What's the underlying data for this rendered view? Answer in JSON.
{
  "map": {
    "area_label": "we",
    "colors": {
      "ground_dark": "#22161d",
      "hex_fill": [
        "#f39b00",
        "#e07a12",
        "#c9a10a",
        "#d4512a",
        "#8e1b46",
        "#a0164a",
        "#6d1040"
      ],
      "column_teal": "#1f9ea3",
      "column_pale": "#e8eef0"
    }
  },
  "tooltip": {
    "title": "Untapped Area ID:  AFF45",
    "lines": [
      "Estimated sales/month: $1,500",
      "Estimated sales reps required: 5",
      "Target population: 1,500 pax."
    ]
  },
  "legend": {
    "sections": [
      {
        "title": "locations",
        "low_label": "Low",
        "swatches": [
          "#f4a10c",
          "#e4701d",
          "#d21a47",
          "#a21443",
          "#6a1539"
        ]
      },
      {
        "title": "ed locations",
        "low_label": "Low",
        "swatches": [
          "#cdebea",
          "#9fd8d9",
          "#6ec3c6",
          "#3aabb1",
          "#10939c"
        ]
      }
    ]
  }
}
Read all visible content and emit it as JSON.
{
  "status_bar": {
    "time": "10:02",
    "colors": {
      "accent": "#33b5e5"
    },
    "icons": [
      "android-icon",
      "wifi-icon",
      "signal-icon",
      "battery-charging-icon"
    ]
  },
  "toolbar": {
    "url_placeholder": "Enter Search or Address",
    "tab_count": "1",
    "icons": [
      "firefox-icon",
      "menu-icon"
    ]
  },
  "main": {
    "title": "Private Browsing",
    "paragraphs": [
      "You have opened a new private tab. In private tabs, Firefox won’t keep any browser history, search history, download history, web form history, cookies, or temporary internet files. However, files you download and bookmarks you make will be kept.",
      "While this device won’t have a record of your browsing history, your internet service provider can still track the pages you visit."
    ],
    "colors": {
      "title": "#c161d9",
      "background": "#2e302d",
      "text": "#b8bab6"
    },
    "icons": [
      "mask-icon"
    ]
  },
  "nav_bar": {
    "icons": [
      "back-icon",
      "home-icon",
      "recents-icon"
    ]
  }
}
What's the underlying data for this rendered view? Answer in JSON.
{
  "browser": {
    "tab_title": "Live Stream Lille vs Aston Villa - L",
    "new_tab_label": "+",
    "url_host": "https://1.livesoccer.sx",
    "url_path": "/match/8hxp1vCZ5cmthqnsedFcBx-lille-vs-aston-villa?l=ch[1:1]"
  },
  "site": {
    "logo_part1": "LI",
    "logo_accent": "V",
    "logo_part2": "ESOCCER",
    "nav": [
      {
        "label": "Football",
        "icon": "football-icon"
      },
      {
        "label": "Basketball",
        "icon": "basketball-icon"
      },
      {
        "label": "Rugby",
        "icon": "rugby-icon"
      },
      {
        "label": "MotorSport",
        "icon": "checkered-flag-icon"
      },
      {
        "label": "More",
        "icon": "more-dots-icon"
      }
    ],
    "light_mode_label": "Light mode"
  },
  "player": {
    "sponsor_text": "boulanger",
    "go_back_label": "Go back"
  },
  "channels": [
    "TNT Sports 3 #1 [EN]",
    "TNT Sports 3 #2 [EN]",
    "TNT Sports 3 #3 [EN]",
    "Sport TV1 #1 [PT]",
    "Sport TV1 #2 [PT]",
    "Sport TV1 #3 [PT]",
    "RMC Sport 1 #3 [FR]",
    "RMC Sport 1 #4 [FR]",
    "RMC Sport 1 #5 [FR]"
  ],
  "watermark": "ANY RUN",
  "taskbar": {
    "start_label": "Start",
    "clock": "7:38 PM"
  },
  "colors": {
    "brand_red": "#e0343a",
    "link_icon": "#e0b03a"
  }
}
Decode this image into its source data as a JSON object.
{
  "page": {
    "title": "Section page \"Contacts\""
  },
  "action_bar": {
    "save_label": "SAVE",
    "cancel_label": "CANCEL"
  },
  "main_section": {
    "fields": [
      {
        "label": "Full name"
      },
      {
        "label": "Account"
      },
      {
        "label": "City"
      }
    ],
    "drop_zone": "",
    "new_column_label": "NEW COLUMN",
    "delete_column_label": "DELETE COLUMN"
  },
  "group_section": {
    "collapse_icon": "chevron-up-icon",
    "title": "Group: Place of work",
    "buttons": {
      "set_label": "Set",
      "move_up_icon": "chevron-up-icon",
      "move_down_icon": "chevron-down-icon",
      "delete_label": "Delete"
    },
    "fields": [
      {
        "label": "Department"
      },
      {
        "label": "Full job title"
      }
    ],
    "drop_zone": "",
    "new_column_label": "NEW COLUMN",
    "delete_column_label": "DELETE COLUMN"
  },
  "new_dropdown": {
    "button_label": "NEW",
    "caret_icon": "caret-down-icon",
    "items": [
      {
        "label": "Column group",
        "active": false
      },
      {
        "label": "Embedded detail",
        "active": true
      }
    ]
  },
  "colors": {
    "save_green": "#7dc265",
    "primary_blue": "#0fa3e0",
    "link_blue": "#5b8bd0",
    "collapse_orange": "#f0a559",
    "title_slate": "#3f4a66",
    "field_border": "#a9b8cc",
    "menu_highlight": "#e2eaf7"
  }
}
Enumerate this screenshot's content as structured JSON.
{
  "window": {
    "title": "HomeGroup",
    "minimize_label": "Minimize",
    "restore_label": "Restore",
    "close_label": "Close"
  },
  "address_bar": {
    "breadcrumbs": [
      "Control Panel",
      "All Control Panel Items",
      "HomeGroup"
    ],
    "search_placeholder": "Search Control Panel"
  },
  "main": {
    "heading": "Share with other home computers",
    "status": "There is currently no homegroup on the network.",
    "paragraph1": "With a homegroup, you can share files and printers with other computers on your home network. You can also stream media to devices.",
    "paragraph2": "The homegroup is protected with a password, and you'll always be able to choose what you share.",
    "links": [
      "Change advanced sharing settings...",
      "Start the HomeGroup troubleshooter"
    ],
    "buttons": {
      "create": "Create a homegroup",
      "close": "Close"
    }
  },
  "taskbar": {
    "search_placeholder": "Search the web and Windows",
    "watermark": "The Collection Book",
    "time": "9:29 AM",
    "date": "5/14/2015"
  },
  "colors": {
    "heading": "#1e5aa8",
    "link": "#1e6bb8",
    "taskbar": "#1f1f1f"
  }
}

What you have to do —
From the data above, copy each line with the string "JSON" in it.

Answer space —
What's the underlying data for this rendered view? Answer in JSON.
Read all visible content and emit it as JSON.
What's the underlying data for this rendered view? Answer in JSON.
Decode this image into its source data as a JSON object.
Enumerate this screenshot's content as structured JSON.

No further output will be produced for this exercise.